The antidote to design fixation
Design fixation is the tendency to latch onto the first solution we come up with and treat is as superior to other ideas, regardless of merit. It can be a tricky topic to breach with a colleague because it can sound like you’re questioning their instincts, but it is a studied psychological phenomenon that all designers should be mindful of in themselves and in their teammates.
If you’re in the ideation phase of design where new ideas are critical, fixation is a curse that will halt all forward progress. As Dr. Nathan Crilly of the University of Cambridge said, “Whether designing a new toy, a new bridge, or a new piece of software, fixation can stop the creative process cold: severely limiting the way in which we see a problem and the variety of solutions we explore.”
Fixation is a natural tendency for most people. If you encounter a situation or a problem that resembles one you’ve seen before, it’s natural to fall into the same line of thinking. If it worked then, it will likely work now. This becomes dangerous when we run into problems that are similar to things we’ve seen before, but not identical. In these situations it’s very common to pull out the closest tool you have in your toolbelt, instead of giving this unique problem the thought that it deserves.
Whether you’re falling into old thought patterns, or just “trusting your instincts,” here are a few things you can do to fix your fixation.
One great way to stop fixating during a brainstorming session is a method called “Bad Brainstorming.” If you’re unfamiliar with it, here are the ground rules. First, make sure the problem you’re tackling is clear – this technique doesn’t really work if you’re unclear on the problem. Once you have your problem well defined, everyone will individually come up with the worst solution to the problem they can possibly think of.
Trying to re-design the toothbrush? What if instead of cleaning the teeth, you built a device that made the rest of the user’s body dirty, so the teeth were clean by comparison?! Yes, we’re looking for ideas on this level of awful.
This “Bad Brainstorming” session will do a couple things. First off, it will keep anyone from getting attached to their first ideas because they were intentionally as impractical and silly as possible. In addition to combatting design fixation, it also sets a great tone for the rest of your session. Participants will feel more relaxed, more conversational, and generally more willing to share ideas since the ice is broken.
For bonus points you can go around a second time and have everyone describe what the exact opposite of their bad idea was. Sometimes these ideas will still be awful, but other times you might be surprised with what comes out of this exercise. If nothing else, it will be a list of ideas that you certainly wouldn’t have arrived at otherwise.
When you’re in a brainstorming session and there is a difference of opinion in the room, it can be difficult to give criticism without forcing that person to justify their idea, thus making them even more attached to it. During a research study that Nathan Crilly from the University of Cambridge conducted on the topic of design fixation, one of the participants described that once someone latched onto an idea,”…most of their effort will be going to prove that that works, rather than exploring the full range of options.” This is the last thing you want during a working session.
Sometimes no matter how conscious you are about fixation, it will still happen.

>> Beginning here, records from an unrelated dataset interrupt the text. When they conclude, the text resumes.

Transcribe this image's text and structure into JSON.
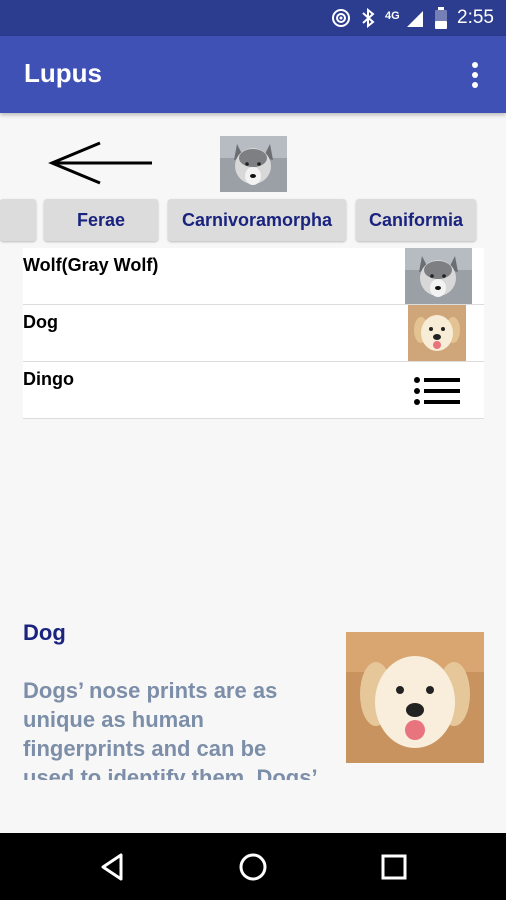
{
  "status_bar": {
    "time": "2:55",
    "network": "4G LTE"
  },
  "app_bar": {
    "title": "Lupus"
  },
  "breadcrumb": {
    "chips": [
      "Ferae",
      "Carnivoramorpha",
      "Caniformia"
    ]
  },
  "list": {
    "items": [
      {
        "label": "Wolf(Gray Wolf)",
        "icon": "wolf-image"
      },
      {
        "label": "Dog",
        "icon": "dog-image"
      },
      {
        "label": "Dingo",
        "icon": "list-icon"
      }
    ]
  },
  "detail": {
    "title": "Dog",
    "text": "Dogs’ nose prints are as unique as human fingerprints and can be used to identify them. Dogs’"
  },
  "colors": {
    "status_bar": "#2c3c8f",
    "app_bar": "#3f51b5",
    "chip_text": "#1a237e",
    "detail_text": "#7c8ea8"
  }
}
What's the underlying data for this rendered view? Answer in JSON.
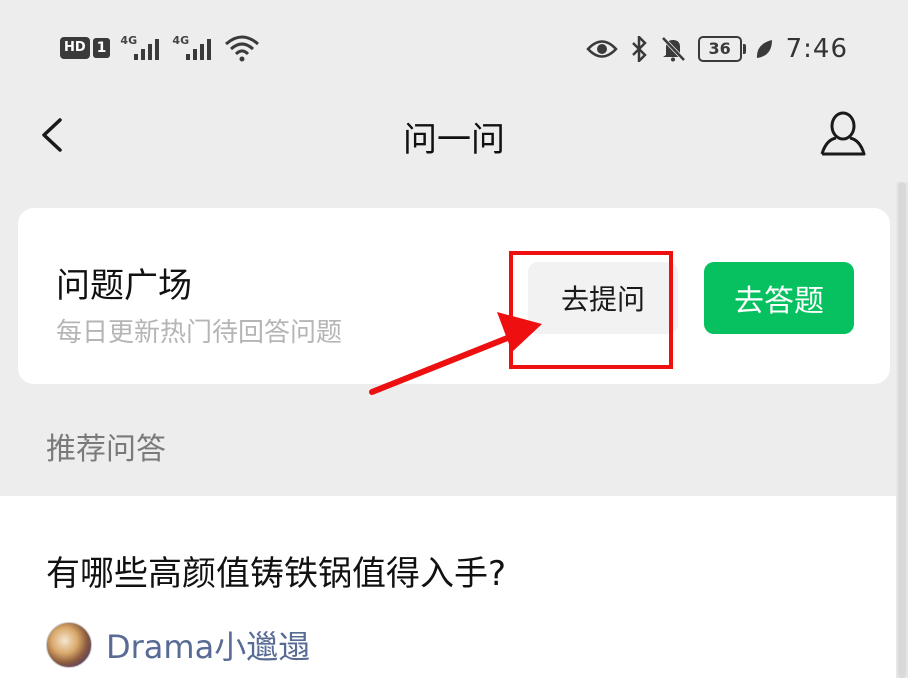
{
  "status_bar": {
    "hd_label": "HD",
    "sim_label": "1",
    "signal1_label": "4G",
    "signal2_label": "4G",
    "battery_level": "36",
    "time": "7:46"
  },
  "header": {
    "title": "问一问"
  },
  "question_square": {
    "title": "问题广场",
    "subtitle": "每日更新热门待回答问题",
    "ask_button": "去提问",
    "answer_button": "去答题"
  },
  "section": {
    "label": "推荐问答"
  },
  "recommended": [
    {
      "question": "有哪些高颜值铸铁锅值得入手?",
      "author": "Drama小邋遢"
    }
  ],
  "colors": {
    "accent_green": "#07c160",
    "highlight_red": "#ee1010",
    "link_blue": "#576b95"
  }
}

If you can tell that you or a teammate is hung up on an early idea, it may be time to call in reinforcements.
In order to nip fixation in the bud, call in an outsider and ask for an informal peer review. This is meant to be as fast and relaxed as possible, so just grab someone else from the office. Everyone has 5 minutes to prepare their “presentation,” 2 minutes to pitch their idea, and 3 minutes to hear thoughts from the reviewer. It’s important to note here that the point of the exercise isn’t to make product changes based on the reviewer’s input, but rather to hear a fresh, unbiased perspective on the ideas presented. Hearing someone else talk through your idea will allow you to see it from a different angle and may expose some holes you were unable to see before.

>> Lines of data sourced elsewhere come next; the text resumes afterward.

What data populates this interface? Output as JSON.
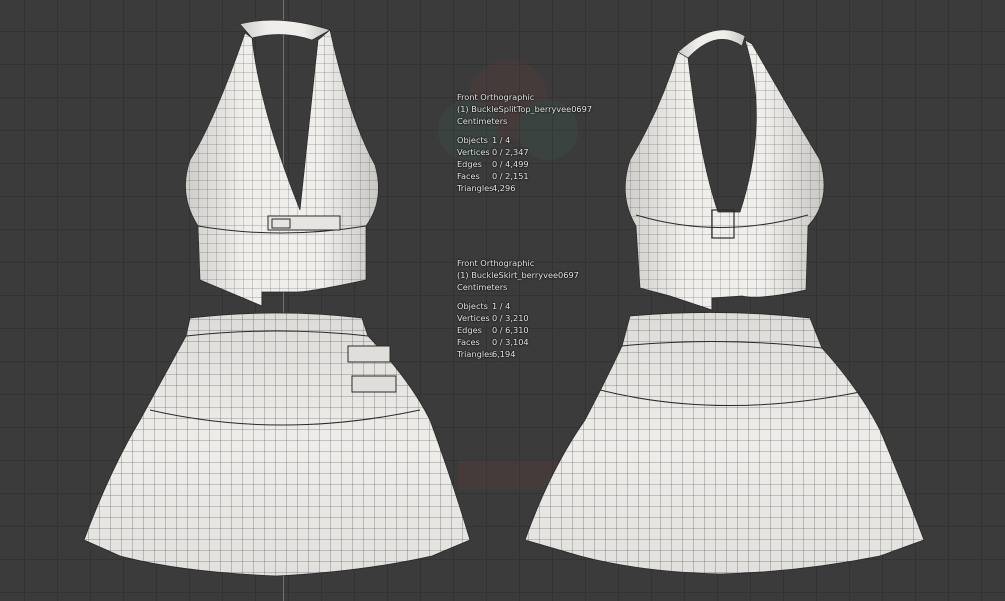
{
  "viewport": {
    "background_color": "#3b3b3b",
    "grid_color": "#333333",
    "axis_color": "#5d7fb8",
    "mesh_fill": "#e9e7e4",
    "mesh_wire": "#2a2a2a"
  },
  "overlays": [
    {
      "view": "Front Orthographic",
      "object": "(1) BuckleSplitTop_berryvee0697",
      "units": "Centimeters",
      "stats": [
        {
          "label": "Objects",
          "value": "1 / 4"
        },
        {
          "label": "Vertices",
          "value": "0 / 2,347"
        },
        {
          "label": "Edges",
          "value": "0 / 4,499"
        },
        {
          "label": "Faces",
          "value": "0 / 2,151"
        },
        {
          "label": "Triangles",
          "value": "4,296"
        }
      ]
    },
    {
      "view": "Front Orthographic",
      "object": "(1) BuckleSkirt_berryvee0697",
      "units": "Centimeters",
      "stats": [
        {
          "label": "Objects",
          "value": "1 / 4"
        },
        {
          "label": "Vertices",
          "value": "0 / 3,210"
        },
        {
          "label": "Edges",
          "value": "0 / 6,310"
        },
        {
          "label": "Faces",
          "value": "0 / 3,104"
        },
        {
          "label": "Triangles",
          "value": "6,194"
        }
      ]
    }
  ]
}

Hopefully you’ve combatted fixation before you get to this point, but the final bad-idea-filter is prototyping. It’s easy to get attached to an idea when it only lives in your head, because any possible issue that arises, you can immediately imagine a fix to. Products don’t have the same shape-shifting ability, so it pays to do some low fidelity prototypes early.
Once an idea is on paper (and we do recommend paper over pixels at this point), it’s easier to see it for what it really is. How well does this solve the problem you were trying to solve? Where are people struggling with it? Getting an idea out of your head and into the real world will allow you to see exactly how people will receive your idea.
Sometimes there’s good reason to give preference to your first ideas. Is it a low stakes decision? Probably not worth tremendous time. Maybe you’re solving a problem you’ve solved a million times before. A prescriptive way to move forward can be tremendously valuable. But as designers it’s usually your job to think outside the box, so we have to be able to break the familiar patterns and feel confident that we’re delivering the best ideas. Being able to prevent, or at least identify and address, design fixation will help you along that path.